__What is required__:
Look through the records below and collect all lines that hold the string "from".

__Supplied records__:
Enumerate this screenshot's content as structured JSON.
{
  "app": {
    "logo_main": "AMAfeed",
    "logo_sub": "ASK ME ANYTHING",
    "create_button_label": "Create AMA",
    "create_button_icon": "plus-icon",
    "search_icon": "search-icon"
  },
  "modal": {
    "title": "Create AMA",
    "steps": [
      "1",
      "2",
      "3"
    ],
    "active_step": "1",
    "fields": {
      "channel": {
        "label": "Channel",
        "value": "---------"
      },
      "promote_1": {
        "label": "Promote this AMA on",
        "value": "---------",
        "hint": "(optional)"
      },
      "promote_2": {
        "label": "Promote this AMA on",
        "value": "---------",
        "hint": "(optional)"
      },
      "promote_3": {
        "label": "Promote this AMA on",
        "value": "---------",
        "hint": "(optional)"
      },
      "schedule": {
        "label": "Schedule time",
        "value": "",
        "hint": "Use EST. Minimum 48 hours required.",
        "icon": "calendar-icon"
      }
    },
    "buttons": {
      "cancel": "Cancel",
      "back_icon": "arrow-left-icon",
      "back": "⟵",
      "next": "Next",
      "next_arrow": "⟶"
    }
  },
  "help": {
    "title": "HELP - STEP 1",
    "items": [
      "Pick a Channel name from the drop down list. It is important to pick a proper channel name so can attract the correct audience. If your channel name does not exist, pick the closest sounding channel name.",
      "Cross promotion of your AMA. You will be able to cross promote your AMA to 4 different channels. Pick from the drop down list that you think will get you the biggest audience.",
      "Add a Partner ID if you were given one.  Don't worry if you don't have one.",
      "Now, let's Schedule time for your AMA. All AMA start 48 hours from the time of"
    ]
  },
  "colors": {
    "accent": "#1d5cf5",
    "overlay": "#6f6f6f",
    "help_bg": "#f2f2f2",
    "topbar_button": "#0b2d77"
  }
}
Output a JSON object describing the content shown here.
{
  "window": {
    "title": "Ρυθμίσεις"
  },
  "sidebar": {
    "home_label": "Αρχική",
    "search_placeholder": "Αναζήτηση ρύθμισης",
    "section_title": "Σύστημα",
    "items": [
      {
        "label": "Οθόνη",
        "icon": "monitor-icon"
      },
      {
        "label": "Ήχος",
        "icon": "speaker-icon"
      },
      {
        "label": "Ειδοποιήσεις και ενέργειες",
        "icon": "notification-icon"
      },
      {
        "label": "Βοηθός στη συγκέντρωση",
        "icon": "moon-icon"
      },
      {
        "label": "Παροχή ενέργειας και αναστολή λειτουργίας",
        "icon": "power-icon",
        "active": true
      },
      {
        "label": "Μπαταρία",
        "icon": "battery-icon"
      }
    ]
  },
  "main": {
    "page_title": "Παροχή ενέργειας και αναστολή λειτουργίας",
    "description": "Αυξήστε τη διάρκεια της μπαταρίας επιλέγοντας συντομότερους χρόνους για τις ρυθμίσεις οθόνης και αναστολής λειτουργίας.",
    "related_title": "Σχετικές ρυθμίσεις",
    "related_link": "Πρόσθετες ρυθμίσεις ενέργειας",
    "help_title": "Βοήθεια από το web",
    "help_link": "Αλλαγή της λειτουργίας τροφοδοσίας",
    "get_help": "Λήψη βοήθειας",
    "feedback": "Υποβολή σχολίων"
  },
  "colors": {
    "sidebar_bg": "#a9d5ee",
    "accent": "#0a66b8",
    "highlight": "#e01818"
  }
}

__Solution__:
      "Pick a Channel name from the drop down list. It is important to pick a proper channel name so can attract the correct audience. If your channel name does not exist, pick the closest sounding channel name.",
      "Cross promotion of your AMA. You will be able to cross promote your AMA to 4 different channels. Pick from the drop down list that you think will get you the biggest audience.",
      "Now, let's Schedule time for your AMA. All AMA start 48 hours from the time of"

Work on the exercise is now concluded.